We are all multidimensional individuals. “Who are you?” is an impossible question for anyone to answer fully, so our answers are always partial. When asked, we keep parts of our selves to ourselves.
We expose different things different people. It’s instinctive. Depending on who we’re talking to, we change our style, our language, things we talk about, how many personal details we reveal and the number and nature of misconceptions we perpetuate. White lies are key to the technique.
Everybody understands and behaves accordingly. It’s something we learn at an early age, even if only subconsciously. No one reveals their complete self to others. In fact, the world does not want to know certain things: too much information is not always a good thing.
Our instinct to hold back is a form of self-protection. It makes us cautious.
The bureaucracy of the state wants to identify us as individuals, but a passport, driver’s license or social security number captures only a small amount of information about us. It’s also not all in one place. Many have traditionally been suspicious of global registries such as national ID cards. Rightly so. Big Brother has long been seen as a threat to individual liberty. George Orwell warned us about it over a half century ago.
Government intrusion into our lives is seen as a necessary evil and is couched in assurances that there are limits. Some of our most important rights are rooted in privacy. Liberty is so important that we celebrate the idea of choosing death over erosions of our freedom.
Unfortunately, computers don’t deal well with ambiguity. They’re not that smart. They deal with ones and zeros. There’s no space between those two options. It goes against the physics of the thing. Divide by zero is the original sin of the digital world.
Built on that foundation, computers are fundamentally at odds with our nature as people. They work from the principal that everything is the sum of its parts, including us. At one point, we thought that audio CDs were perfect sound forever. That presumed a new definition of perfection. The gulf between digital reflections and our nature as individuals is, in fact, huge.
As a force in the world, computers subtly work against human patterns established over millennia, tipping the balance away from complexity and contradiction toward uniformity and containment. They don’t faithfully represent our interests. The digital agenda is something new.
As the online world expands, it brings its values in tow. More and more parts of our lives are governed by the underlying logic of the digital world.
Initially the amount of information on the net was trivial. But that’s not the case anymore. At first, it was hard to see the harm of divulging details about ourselves. The benefits were real: greater convenience, faster communications, richer and more efficient lives. Those arguments still stand.
The trade offs were less clear. As they remain today.
But information we share on the net is not like information we share with people. In real life we can show one side of ourselves to one person and a different side to someone else. In the digital world the lines are much weaker. Sharing with one is sharing with all. The net is built that way.
The net wants to capture us as a single identifiable node, because of the nature of the technology and because it's very profitable.
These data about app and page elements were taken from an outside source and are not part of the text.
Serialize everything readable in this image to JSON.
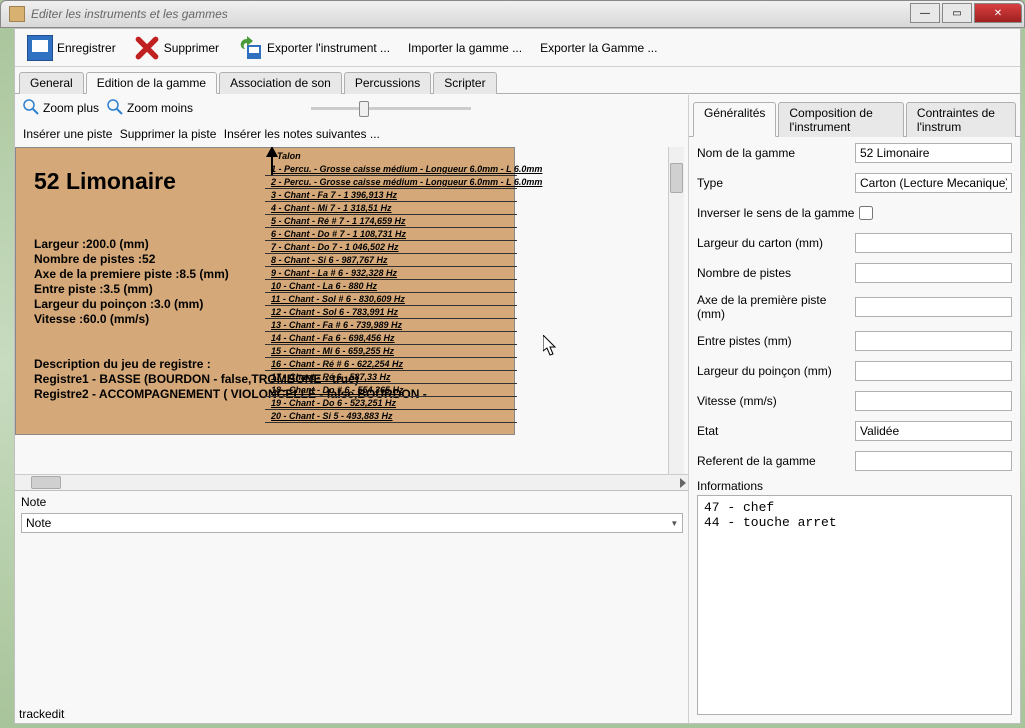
{
  "titlebar": {
    "text": "Editer les instruments et les gammes"
  },
  "toolbar": {
    "save_label": "Enregistrer",
    "delete_label": "Supprimer",
    "export_instrument": "Exporter l'instrument ...",
    "import_gamme": "Importer la gamme ...",
    "export_gamme": "Exporter la Gamme ..."
  },
  "tabs": {
    "general": "General",
    "edition": "Edition de la gamme",
    "association": "Association de son",
    "percussions": "Percussions",
    "scripter": "Scripter"
  },
  "zoom": {
    "plus": "Zoom plus",
    "moins": "Zoom moins"
  },
  "actions": {
    "insert_track": "Insérer une piste",
    "delete_track": "Supprimer la piste",
    "insert_notes": "Insérer les notes suivantes ..."
  },
  "parchment": {
    "talon": "Talon",
    "title": "52 Limonaire",
    "specs": [
      "Largeur :200.0 (mm)",
      "Nombre de pistes :52",
      "Axe de la premiere piste :8.5 (mm)",
      "Entre piste :3.5 (mm)",
      "Largeur du poinçon :3.0 (mm)",
      "Vitesse :60.0 (mm/s)"
    ],
    "desc": [
      "Description du jeu de registre :",
      "Registre1 - BASSE (BOURDON - false,TROMBONE - true)",
      "Registre2 - ACCOMPAGNEMENT ( VIOLONCELLE - false,BOURDON -"
    ],
    "tracks": [
      "1 - Percu. - Grosse caisse médium - Longueur 6.0mm - L 6.0mm",
      "2 - Percu. - Grosse caisse médium - Longueur 6.0mm - L 6.0mm",
      "3 - Chant - Fa 7 - 1 396,913 Hz",
      "4 - Chant - Mi 7 - 1 318,51 Hz",
      "5 - Chant - Ré # 7 - 1 174,659 Hz",
      "6 - Chant - Do # 7 - 1 108,731 Hz",
      "7 - Chant - Do 7 - 1 046,502 Hz",
      "8 - Chant - Si 6 - 987,767 Hz",
      "9 - Chant - La # 6 - 932,328 Hz",
      "10 - Chant - La 6 - 880 Hz",
      "11 - Chant - Sol # 6 - 830,609 Hz",
      "12 - Chant - Sol 6 - 783,991 Hz",
      "13 - Chant - Fa # 6 - 739,989 Hz",
      "14 - Chant - Fa 6 - 698,456 Hz",
      "15 - Chant - Mi 6 - 659,255 Hz",
      "16 - Chant - Ré # 6 - 622,254 Hz",
      "17 - Chant - Ré 6 - 587,33 Hz",
      "18 - Chant - Do # 6 - 554,365 Hz",
      "19 - Chant - Do 6 - 523,251 Hz",
      "20 - Chant - Si 5 - 493,883 Hz"
    ]
  },
  "note_section": {
    "label": "Note",
    "selected": "Note"
  },
  "right_tabs": {
    "generalites": "Généralités",
    "composition": "Composition de l'instrument",
    "contraintes": "Contraintes de l'instrum"
  },
  "form": {
    "labels": {
      "nom": "Nom de la gamme",
      "type": "Type",
      "inverser": "Inverser le sens de la gamme",
      "largeur_carton": "Largeur du carton (mm)",
      "nb_pistes": "Nombre de pistes",
      "axe": "Axe de la première piste (mm)",
      "entre": "Entre pistes (mm)",
      "largeur_poincon": "Largeur du poinçon (mm)",
      "vitesse": "Vitesse (mm/s)",
      "etat": "Etat",
      "referent": "Referent de la gamme",
      "informations": "Informations"
    },
    "values": {
      "nom": "52 Limonaire",
      "type": "Carton (Lecture Mecanique)",
      "inverser": false,
      "largeur_carton": "",
      "nb_pistes": "",
      "axe": "",
      "entre": "",
      "largeur_poincon": "",
      "vitesse": "",
      "etat": "Validée",
      "referent": ""
    }
  },
  "informations_text": "47 - chef\n44 - touche arret",
  "footer": "trackedit"
}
Whatever its origins, the business of the net is now business. The source of profits for internet companies is information about people. The more the better.
There is now a company that wants to use our DNA to recommend a tailored set of products and services. They get to own the DNA data.
Big Brother is a capitalist, and has the morals to prove it.
Divulging information is also no longer voluntary. The price for the ubiquity of the net is a constant eye on our every move. Smart devices and the internet-of-things are expanding the reach of the net and its data gathering capabilities. Like the frog in the water, it’s hard to notice the temperature rising. We are slowly losing the right to be anonymous.
Informed consumers make better decisions. An informed electorate makes better choices in its elected leaders. More and more, we are learning that in the digital world the same is true. Education is key for incorporating the net in our lives without falling prey to its hazards.
When it comes to the digital world, one of the greatest lessons is the importance of privacy. Just like in real life, having control of what we share and what we keep for ourselves is fundamental. Equally, the ability to share different sides of ourselves with different people is critical to our well-being. When anything you say will be known to everyone, you tend to say less.
WriterShelf is an attempt to introduce this traditional model of privacy to a corner of the digital world. We do it through pen names. A WriterShelf user has a set of pen names which can each represent a different way of communicating with the world. Different sides of ourselves. We call our approach Natural Privacy.
A WriterShelf user can have one pen name to talk sports or cooking and another to discuss faith or share concerns about being a parent. One to talk politics and other to discuss health issues.
Each pen name can use different language, adopt a unique style and reveal chosen levels of personal details, just like we do in real life.
Pen names are nothing new, but that’s part of their attraction. The digital world poses unique challenges that are not going away. WriterShelf, pen names and Natural Privacy are a traditional approach to address a modern problem.
WriterShelf is a privacy-oriented platform that lets you write using pen names.
Everyone has a story to tell. WriterShelf gives you the freedom to be yourself.